Could you retype all of the records exactly, leaving out every picture?

Start of Block

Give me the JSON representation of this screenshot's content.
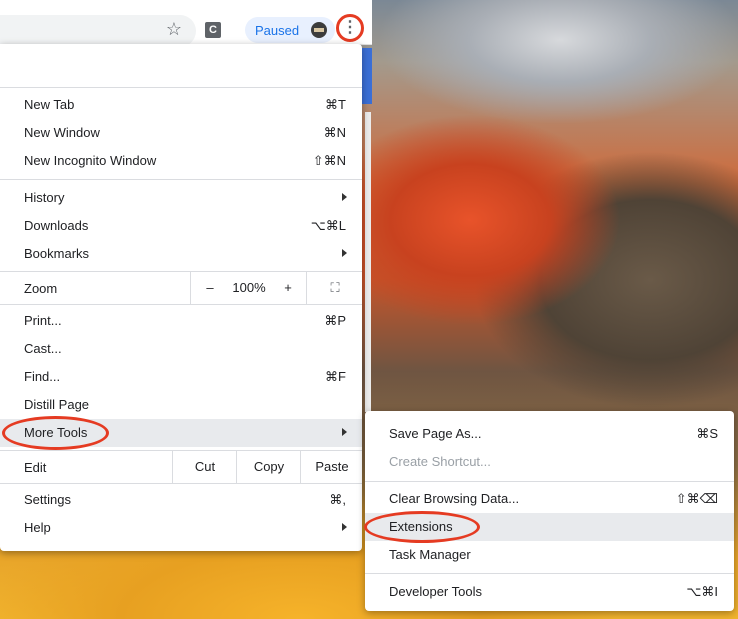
{
  "toolbar": {
    "profile_label": "Paused",
    "extension_letter": "C",
    "star_glyph": "☆",
    "menu_glyph": "⋮"
  },
  "main_menu": {
    "group1": [
      {
        "label": "New Tab",
        "shortcut": "⌘T"
      },
      {
        "label": "New Window",
        "shortcut": "⌘N"
      },
      {
        "label": "New Incognito Window",
        "shortcut": "⇧⌘N"
      }
    ],
    "group2": [
      {
        "label": "History",
        "shortcut": ""
      },
      {
        "label": "Downloads",
        "shortcut": "⌥⌘L"
      },
      {
        "label": "Bookmarks",
        "shortcut": ""
      }
    ],
    "zoom": {
      "label": "Zoom",
      "minus": "–",
      "value": "100%",
      "plus": "+",
      "fullscreen": "⛶"
    },
    "group3": [
      {
        "label": "Print...",
        "shortcut": "⌘P"
      },
      {
        "label": "Cast...",
        "shortcut": ""
      },
      {
        "label": "Find...",
        "shortcut": "⌘F"
      },
      {
        "label": "Distill Page",
        "shortcut": ""
      },
      {
        "label": "More Tools",
        "shortcut": ""
      }
    ],
    "edit": {
      "label": "Edit",
      "cut": "Cut",
      "copy": "Copy",
      "paste": "Paste"
    },
    "group4": [
      {
        "label": "Settings",
        "shortcut": "⌘,"
      },
      {
        "label": "Help",
        "shortcut": ""
      }
    ]
  },
  "sub_menu": {
    "items": [
      {
        "label": "Save Page As...",
        "shortcut": "⌘S"
      },
      {
        "label": "Create Shortcut...",
        "shortcut": ""
      },
      {
        "label": "Clear Browsing Data...",
        "shortcut": "⇧⌘⌫"
      },
      {
        "label": "Extensions",
        "shortcut": ""
      },
      {
        "label": "Task Manager",
        "shortcut": ""
      },
      {
        "label": "Developer Tools",
        "shortcut": "⌥⌘I"
      }
    ]
  },
  "colors": {
    "highlight": "#e53b22",
    "hover": "#e8eaed",
    "profile_accent": "#1a73e8"
  }
}
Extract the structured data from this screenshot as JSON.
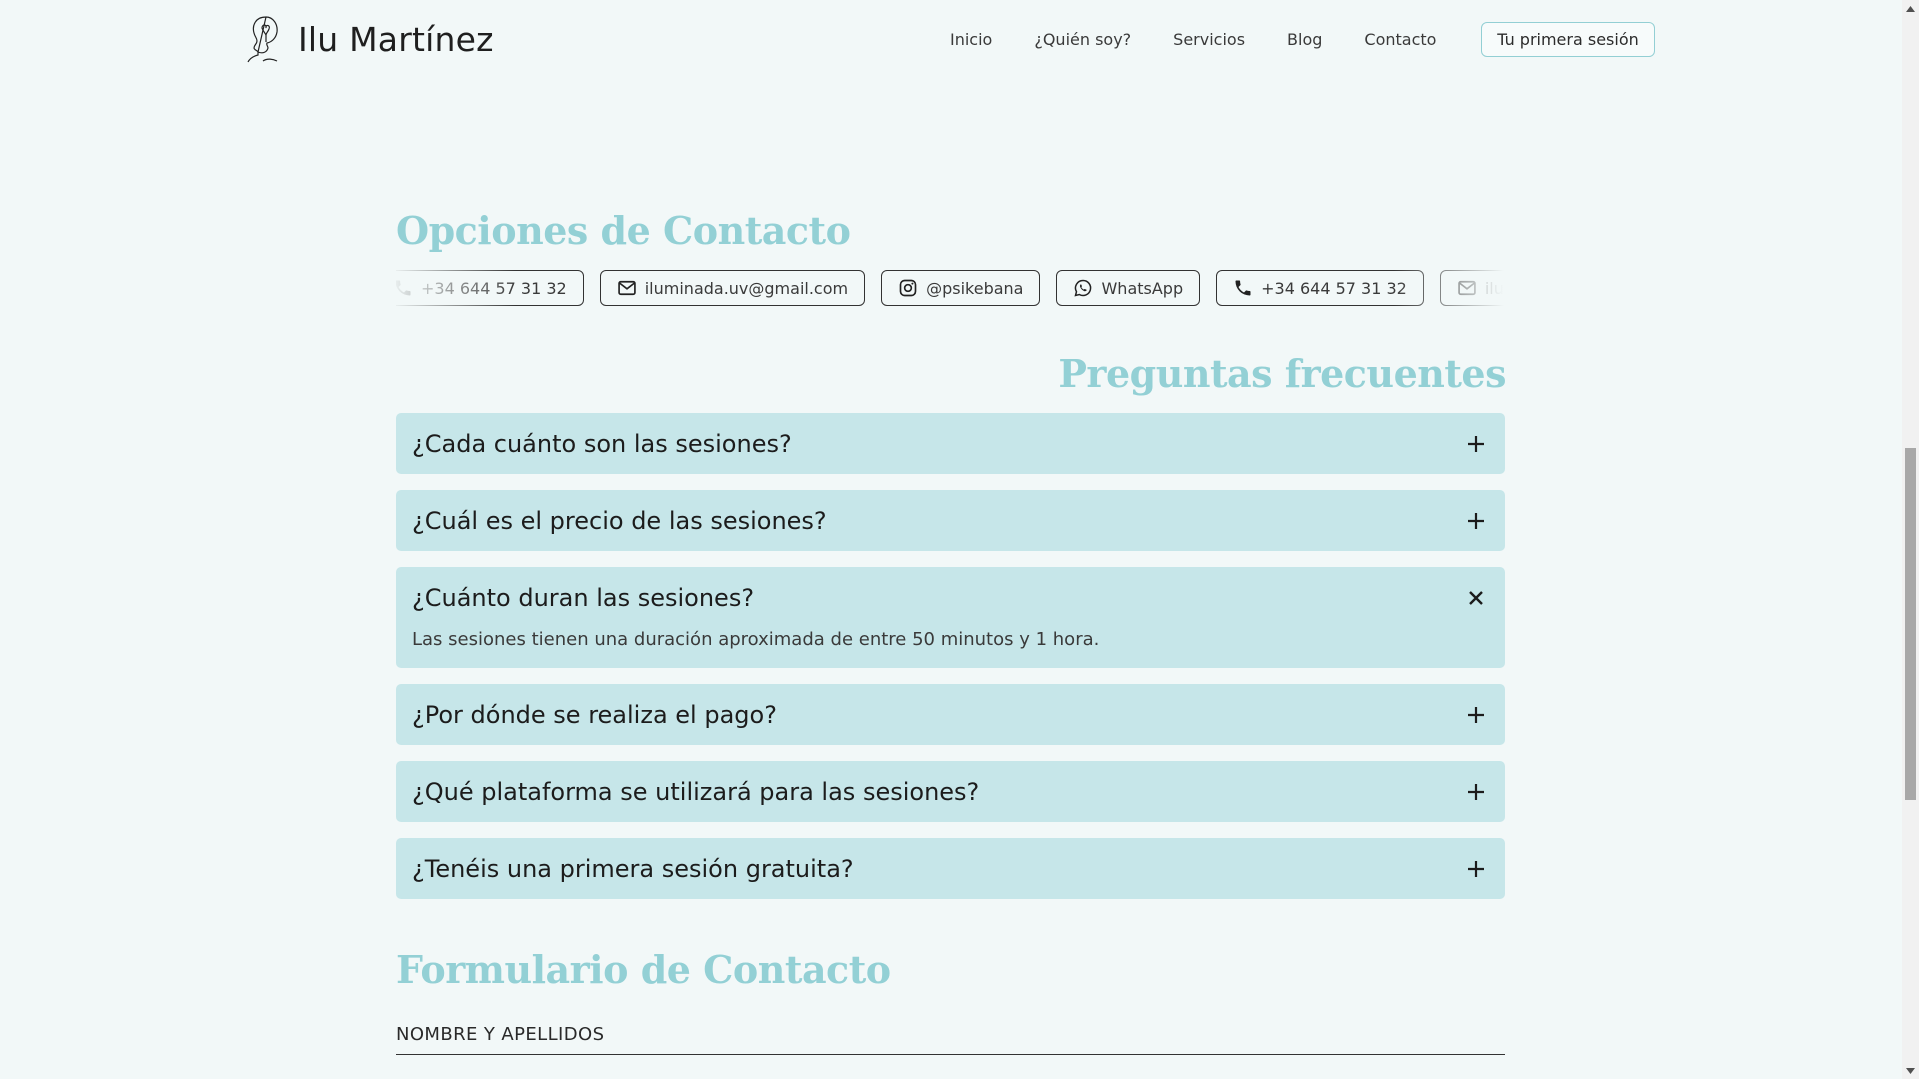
{
  "header": {
    "brand_name": "Ilu Martínez",
    "logo_icon": "woman-profile-heart-icon",
    "nav": [
      {
        "label": "Inicio"
      },
      {
        "label": "¿Quién soy?"
      },
      {
        "label": "Servicios"
      },
      {
        "label": "Blog"
      },
      {
        "label": "Contacto"
      }
    ],
    "cta_label": "Tu primera sesión",
    "accent_color": "#93cfd4"
  },
  "contact": {
    "title": "Opciones de Contacto",
    "chips": [
      {
        "icon": "phone-icon",
        "label": "+34 644 57 31 32"
      },
      {
        "icon": "mail-icon",
        "label": "iluminada.uv@gmail.com"
      },
      {
        "icon": "instagram-icon",
        "label": "@psikebana"
      },
      {
        "icon": "whatsapp-icon",
        "label": "WhatsApp"
      },
      {
        "icon": "phone-icon",
        "label": "+34 644 57 31 32"
      },
      {
        "icon": "mail-icon",
        "label": "ilum"
      }
    ]
  },
  "faq": {
    "title": "Preguntas frecuentes",
    "items": [
      {
        "question": "¿Cada cuánto son las sesiones?",
        "expanded": false,
        "toggle_icon": "plus-icon"
      },
      {
        "question": "¿Cuál es el precio de las sesiones?",
        "expanded": false,
        "toggle_icon": "plus-icon"
      },
      {
        "question": "¿Cuánto duran las sesiones?",
        "expanded": true,
        "toggle_icon": "close-icon",
        "answer": "Las sesiones tienen una duración aproximada de entre 50 minutos y 1 hora."
      },
      {
        "question": "¿Por dónde se realiza el pago?",
        "expanded": false,
        "toggle_icon": "plus-icon"
      },
      {
        "question": "¿Qué plataforma se utilizará para las sesiones?",
        "expanded": false,
        "toggle_icon": "plus-icon"
      },
      {
        "question": "¿Tenéis una primera sesión gratuita?",
        "expanded": false,
        "toggle_icon": "plus-icon"
      }
    ],
    "panel_color": "#c6e6e9"
  },
  "form": {
    "title": "Formulario de Contacto",
    "name_label": "NOMBRE Y APELLIDOS"
  },
  "colors": {
    "background": "#f2f8f8",
    "heading": "#93d0d5"
  }
}
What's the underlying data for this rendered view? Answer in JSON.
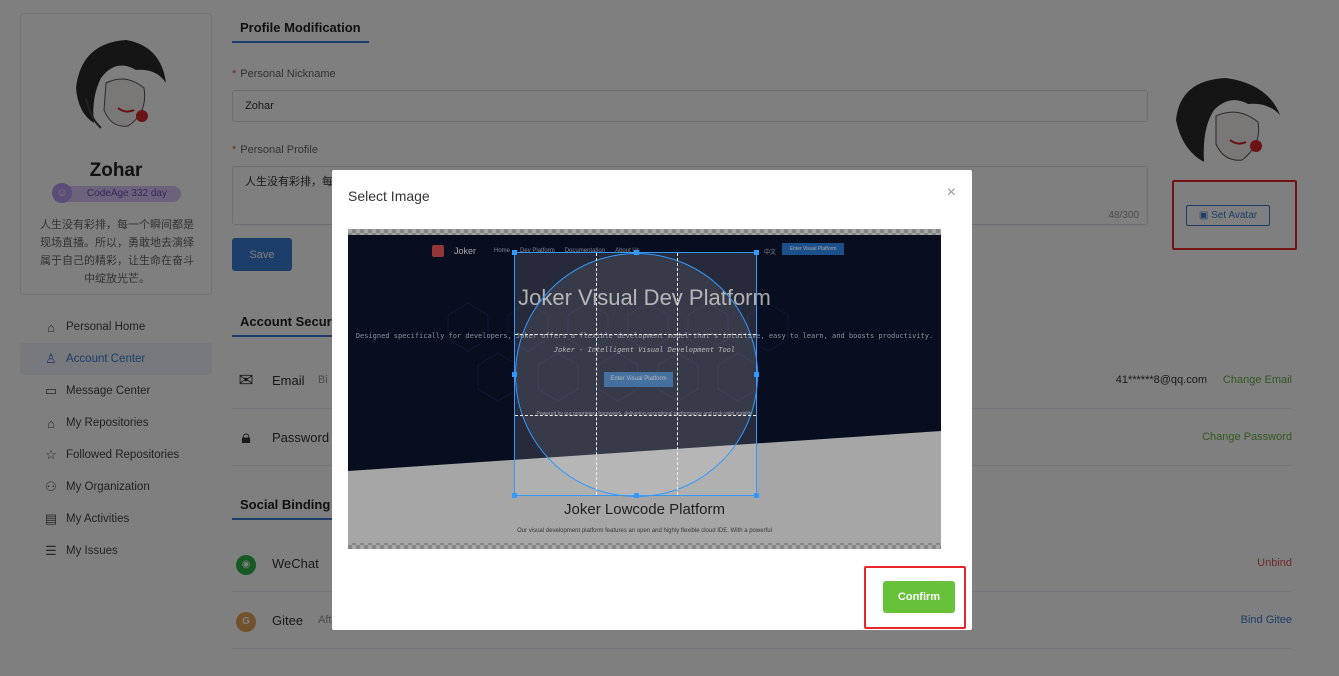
{
  "profile_card": {
    "name": "Zohar",
    "code_age": "CodeAge 332 day",
    "bio": "人生没有彩排，每一个瞬间都是现场直播。所以，勇敢地去演绎属于自己的精彩，让生命在奋斗中绽放光芒。"
  },
  "nav": {
    "items": [
      {
        "label": "Personal Home",
        "icon": "home-icon"
      },
      {
        "label": "Account Center",
        "icon": "user-icon"
      },
      {
        "label": "Message Center",
        "icon": "message-icon"
      },
      {
        "label": "My Repositories",
        "icon": "repository-icon"
      },
      {
        "label": "Followed Repositories",
        "icon": "followed-icon"
      },
      {
        "label": "My Organization",
        "icon": "organization-icon"
      },
      {
        "label": "My Activities",
        "icon": "activity-icon"
      },
      {
        "label": "My Issues",
        "icon": "issues-icon"
      }
    ]
  },
  "profile_modification": {
    "title": "Profile Modification",
    "nickname_label": "Personal Nickname",
    "nickname_value": "Zohar",
    "profile_label": "Personal Profile",
    "profile_value": "人生没有彩排，每",
    "profile_counter": "48/300",
    "save_label": "Save",
    "set_avatar_label": "Set Avatar"
  },
  "account_security": {
    "title": "Account Securi",
    "email_label": "Email",
    "email_desc": "Bi",
    "email_value": "41******8@qq.com",
    "email_action": "Change Email",
    "password_label": "Password",
    "password_action": "Change Password"
  },
  "social_binding": {
    "title": "Social Binding",
    "wechat_label": "WeChat",
    "wechat_action": "Unbind",
    "gitee_label": "Gitee",
    "gitee_desc": "Aft",
    "gitee_action": "Bind Gitee"
  },
  "modal": {
    "title": "Select Image",
    "close": "×",
    "confirm_label": "Confirm",
    "preview": {
      "brand": "Joker",
      "nav_home": "Home",
      "nav_dev": "Dev Platform",
      "nav_docs": "Documentation",
      "nav_about": "About Us",
      "lang": "中文",
      "enter_top": "Enter Visual Platform",
      "headline": "Joker Visual Dev Platform",
      "description": "Designed specifically for developers, Joker offers a flexible development model that's intuitive, easy to learn, and boosts productivity.",
      "tagline": "Joker - Intelligent Visual Development Tool",
      "enter_button": "Enter Visual Platform",
      "powered": "Powered by our proprietary framework, delivering exceptional performance and rock-solid stability",
      "lowcode_title": "Joker Lowcode Platform",
      "lowcode_desc": "Our visual development platform features an open and highly flexible cloud IDE. With a powerful"
    }
  },
  "colors": {
    "primary": "#3a7bd5",
    "confirm": "#67c23a",
    "highlight": "#e8262a",
    "change_link": "#67b342",
    "unbind": "#e25454"
  }
}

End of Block

> _RESULT OF THIS EXERCISE_
Give me the JSON representation of this screenshot's content.
{
  "toolbar": {
    "profile_label": "Paused",
    "extension_letter": "C",
    "star_glyph": "☆",
    "menu_glyph": "⋮"
  },
  "main_menu": {
    "group1": [
      {
        "label": "New Tab",
        "shortcut": "⌘T"
      },
      {
        "label": "New Window",
        "shortcut": "⌘N"
      },
      {
        "label": "New Incognito Window",
        "shortcut": "⇧⌘N"
      }
    ],
    "group2": [
      {
        "label": "History",
        "shortcut": ""
      },
      {
        "label": "Downloads",
        "shortcut": "⌥⌘L"
      },
      {
        "label": "Bookmarks",
        "shortcut": ""
      }
    ],
    "zoom": {
      "label": "Zoom",
      "minus": "–",
      "value": "100%",
      "plus": "+",
      "fullscreen": "⛶"
    },
    "group3": [
      {
        "label": "Print...",
        "shortcut": "⌘P"
      },
      {
        "label": "Cast...",
        "shortcut": ""
      },
      {
        "label": "Find...",
        "shortcut": "⌘F"
      },
      {
        "label": "Distill Page",
        "shortcut": ""
      },
      {
        "label": "More Tools",
        "shortcut": ""
      }
    ],
    "edit": {
      "label": "Edit",
      "cut": "Cut",
      "copy": "Copy",
      "paste": "Paste"
    },
    "group4": [
      {
        "label": "Settings",
        "shortcut": "⌘,"
      },
      {
        "label": "Help",
        "shortcut": ""
      }
    ]
  },
  "sub_menu": {
    "items": [
      {
        "label": "Save Page As...",
        "shortcut": "⌘S"
      },
      {
        "label": "Create Shortcut...",
        "shortcut": ""
      },
      {
        "label": "Clear Browsing Data...",
        "shortcut": "⇧⌘⌫"
      },
      {
        "label": "Extensions",
        "shortcut": ""
      },
      {
        "label": "Task Manager",
        "shortcut": ""
      },
      {
        "label": "Developer Tools",
        "shortcut": "⌥⌘I"
      }
    ]
  },
  "colors": {
    "highlight": "#e53b22",
    "hover": "#e8eaed",
    "profile_accent": "#1a73e8"
  }
}
Extract the structured data from this screenshot as JSON.
{
  "header": {
    "brand_name": "Ilu Martínez",
    "logo_icon": "woman-profile-heart-icon",
    "nav": [
      {
        "label": "Inicio"
      },
      {
        "label": "¿Quién soy?"
      },
      {
        "label": "Servicios"
      },
      {
        "label": "Blog"
      },
      {
        "label": "Contacto"
      }
    ],
    "cta_label": "Tu primera sesión",
    "accent_color": "#93cfd4"
  },
  "contact": {
    "title": "Opciones de Contacto",
    "chips": [
      {
        "icon": "phone-icon",
        "label": "+34 644 57 31 32"
      },
      {
        "icon": "mail-icon",
        "label": "iluminada.uv@gmail.com"
      },
      {
        "icon": "instagram-icon",
        "label": "@psikebana"
      },
      {
        "icon": "whatsapp-icon",
        "label": "WhatsApp"
      },
      {
        "icon": "phone-icon",
        "label": "+34 644 57 31 32"
      },
      {
        "icon": "mail-icon",
        "label": "ilum"
      }
    ]
  },
  "faq": {
    "title": "Preguntas frecuentes",
    "items": [
      {
        "question": "¿Cada cuánto son las sesiones?",
        "expanded": false,
        "toggle_icon": "plus-icon"
      },
      {
        "question": "¿Cuál es el precio de las sesiones?",
        "expanded": false,
        "toggle_icon": "plus-icon"
      },
      {
        "question": "¿Cuánto duran las sesiones?",
        "expanded": true,
        "toggle_icon": "close-icon",
        "answer": "Las sesiones tienen una duración aproximada de entre 50 minutos y 1 hora."
      },
      {
        "question": "¿Por dónde se realiza el pago?",
        "expanded": false,
        "toggle_icon": "plus-icon"
      },
      {
        "question": "¿Qué plataforma se utilizará para las sesiones?",
        "expanded": false,
        "toggle_icon": "plus-icon"
      },
      {
        "question": "¿Tenéis una primera sesión gratuita?",
        "expanded": false,
        "toggle_icon": "plus-icon"
      }
    ],
    "panel_color": "#c6e6e9"
  },
  "form": {
    "title": "Formulario de Contacto",
    "name_label": "NOMBRE Y APELLIDOS"
  },
  "colors": {
    "background": "#f2f8f8",
    "heading": "#93d0d5"
  }
}
What's the underlying data for this rendered view? Answer in JSON.
{
  "profile_card": {
    "name": "Zohar",
    "code_age": "CodeAge 332 day",
    "bio": "人生没有彩排，每一个瞬间都是现场直播。所以，勇敢地去演绎属于自己的精彩，让生命在奋斗中绽放光芒。"
  },
  "nav": {
    "items": [
      {
        "label": "Personal Home",
        "icon": "home-icon"
      },
      {
        "label": "Account Center",
        "icon": "user-icon"
      },
      {
        "label": "Message Center",
        "icon": "message-icon"
      },
      {
        "label": "My Repositories",
        "icon": "repository-icon"
      },
      {
        "label": "Followed Repositories",
        "icon": "followed-icon"
      },
      {
        "label": "My Organization",
        "icon": "organization-icon"
      },
      {
        "label": "My Activities",
        "icon": "activity-icon"
      },
      {
        "label": "My Issues",
        "icon": "issues-icon"
      }
    ]
  },
  "profile_modification": {
    "title": "Profile Modification",
    "nickname_label": "Personal Nickname",
    "nickname_value": "Zohar",
    "profile_label": "Personal Profile",
    "profile_value": "人生没有彩排，每",
    "profile_counter": "48/300",
    "save_label": "Save",
    "set_avatar_label": "Set Avatar"
  },
  "account_security": {
    "title": "Account Securi",
    "email_label": "Email",
    "email_desc": "Bi",
    "email_value": "41******8@qq.com",
    "email_action": "Change Email",
    "password_label": "Password",
    "password_action": "Change Password"
  },
  "social_binding": {
    "title": "Social Binding",
    "wechat_label": "WeChat",
    "wechat_action": "Unbind",
    "gitee_label": "Gitee",
    "gitee_desc": "Aft",
    "gitee_action": "Bind Gitee"
  },
  "modal": {
    "title": "Select Image",
    "close": "×",
    "confirm_label": "Confirm",
    "preview": {
      "brand": "Joker",
      "nav_home": "Home",
      "nav_dev": "Dev Platform",
      "nav_docs": "Documentation",
      "nav_about": "About Us",
      "lang": "中文",
      "enter_top": "Enter Visual Platform",
      "headline": "Joker Visual Dev Platform",
      "description": "Designed specifically for developers, Joker offers a flexible development model that's intuitive, easy to learn, and boosts productivity.",
      "tagline": "Joker - Intelligent Visual Development Tool",
      "enter_button": "Enter Visual Platform",
      "powered": "Powered by our proprietary framework, delivering exceptional performance and rock-solid stability",
      "lowcode_title": "Joker Lowcode Platform",
      "lowcode_desc": "Our visual development platform features an open and highly flexible cloud IDE. With a powerful"
    }
  },
  "colors": {
    "primary": "#3a7bd5",
    "confirm": "#67c23a",
    "highlight": "#e8262a",
    "change_link": "#67b342",
    "unbind": "#e25454"
  }
}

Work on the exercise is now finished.